** Opening INFORMATION GIVEN block **

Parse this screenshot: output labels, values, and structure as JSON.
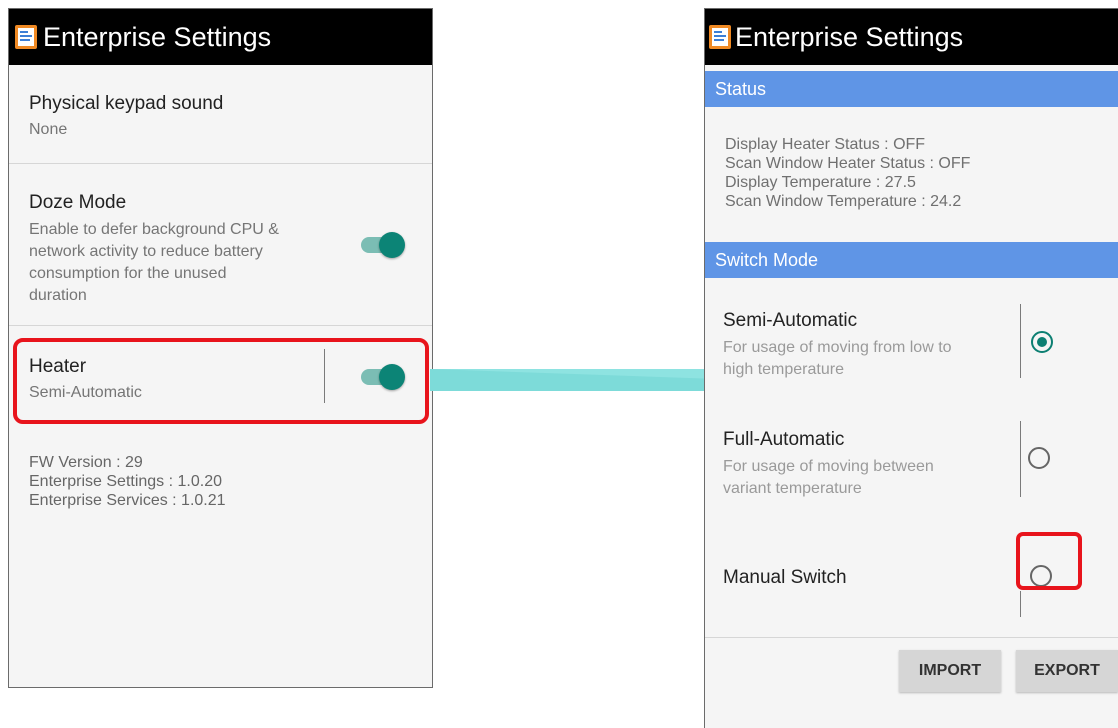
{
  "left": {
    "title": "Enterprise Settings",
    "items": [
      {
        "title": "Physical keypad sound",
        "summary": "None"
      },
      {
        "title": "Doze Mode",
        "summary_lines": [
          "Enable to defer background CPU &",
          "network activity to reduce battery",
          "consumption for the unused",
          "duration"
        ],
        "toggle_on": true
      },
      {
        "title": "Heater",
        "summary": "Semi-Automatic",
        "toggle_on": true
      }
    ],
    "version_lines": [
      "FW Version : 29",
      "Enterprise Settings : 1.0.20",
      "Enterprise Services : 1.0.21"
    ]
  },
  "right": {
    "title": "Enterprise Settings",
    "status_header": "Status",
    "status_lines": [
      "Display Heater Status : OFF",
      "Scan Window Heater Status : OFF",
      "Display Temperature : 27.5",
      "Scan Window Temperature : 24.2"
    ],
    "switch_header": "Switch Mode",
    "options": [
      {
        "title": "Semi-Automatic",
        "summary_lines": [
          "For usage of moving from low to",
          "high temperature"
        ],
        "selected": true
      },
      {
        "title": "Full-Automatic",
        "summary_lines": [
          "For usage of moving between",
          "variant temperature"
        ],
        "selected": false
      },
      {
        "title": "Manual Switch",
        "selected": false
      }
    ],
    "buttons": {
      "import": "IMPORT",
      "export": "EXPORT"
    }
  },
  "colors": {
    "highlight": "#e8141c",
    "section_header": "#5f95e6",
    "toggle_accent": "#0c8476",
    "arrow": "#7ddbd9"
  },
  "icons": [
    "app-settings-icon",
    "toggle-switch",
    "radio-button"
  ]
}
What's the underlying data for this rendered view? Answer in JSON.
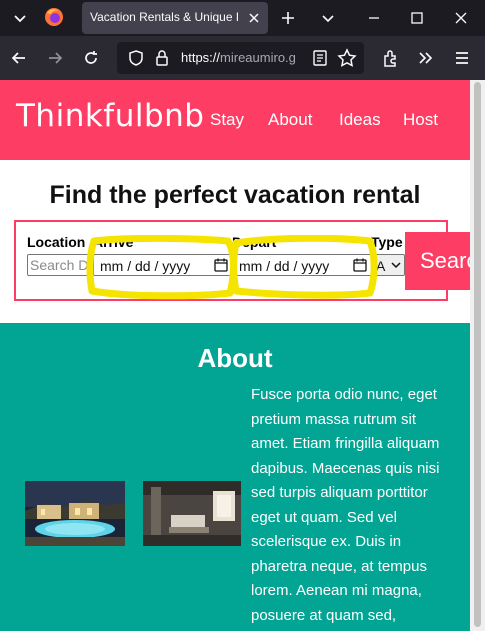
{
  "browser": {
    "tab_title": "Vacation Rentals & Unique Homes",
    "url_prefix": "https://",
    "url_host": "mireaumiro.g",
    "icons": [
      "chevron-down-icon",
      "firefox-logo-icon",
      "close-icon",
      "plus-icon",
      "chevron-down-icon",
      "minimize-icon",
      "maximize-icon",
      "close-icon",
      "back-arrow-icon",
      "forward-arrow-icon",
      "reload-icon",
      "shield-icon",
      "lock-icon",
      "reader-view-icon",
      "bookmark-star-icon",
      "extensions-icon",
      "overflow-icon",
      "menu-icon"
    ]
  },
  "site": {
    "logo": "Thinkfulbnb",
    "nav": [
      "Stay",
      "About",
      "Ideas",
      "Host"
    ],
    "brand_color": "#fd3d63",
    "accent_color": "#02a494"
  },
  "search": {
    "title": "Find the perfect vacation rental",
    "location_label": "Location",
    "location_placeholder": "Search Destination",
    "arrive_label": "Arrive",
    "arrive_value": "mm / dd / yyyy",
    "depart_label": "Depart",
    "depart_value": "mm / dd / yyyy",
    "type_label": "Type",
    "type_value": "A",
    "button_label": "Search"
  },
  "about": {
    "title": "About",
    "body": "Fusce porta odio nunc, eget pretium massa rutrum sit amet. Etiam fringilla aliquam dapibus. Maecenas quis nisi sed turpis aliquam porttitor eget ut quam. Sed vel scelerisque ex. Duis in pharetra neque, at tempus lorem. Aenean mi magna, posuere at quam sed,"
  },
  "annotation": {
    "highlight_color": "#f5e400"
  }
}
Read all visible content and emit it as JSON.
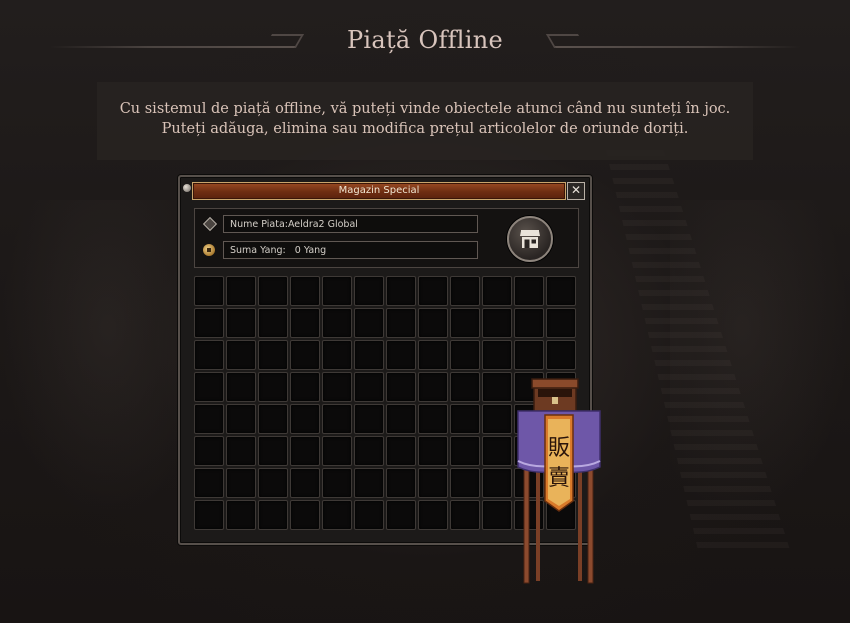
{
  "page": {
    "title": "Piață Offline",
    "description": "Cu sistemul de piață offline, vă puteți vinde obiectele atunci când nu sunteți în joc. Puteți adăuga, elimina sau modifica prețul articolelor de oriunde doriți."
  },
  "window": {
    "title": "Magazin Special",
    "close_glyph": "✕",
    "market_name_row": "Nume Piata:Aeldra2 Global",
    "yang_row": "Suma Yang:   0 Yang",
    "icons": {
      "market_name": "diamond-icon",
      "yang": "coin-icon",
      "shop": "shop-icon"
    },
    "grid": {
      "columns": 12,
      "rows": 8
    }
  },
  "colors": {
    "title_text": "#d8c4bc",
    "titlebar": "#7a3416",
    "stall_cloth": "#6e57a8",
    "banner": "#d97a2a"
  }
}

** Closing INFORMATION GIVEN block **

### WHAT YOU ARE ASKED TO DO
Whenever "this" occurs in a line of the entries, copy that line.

### SOLVED EXERCISE
Parse this screenshot: output labels, values, and structure as JSON.
What's the underlying data for this rendered view? Answer in JSON.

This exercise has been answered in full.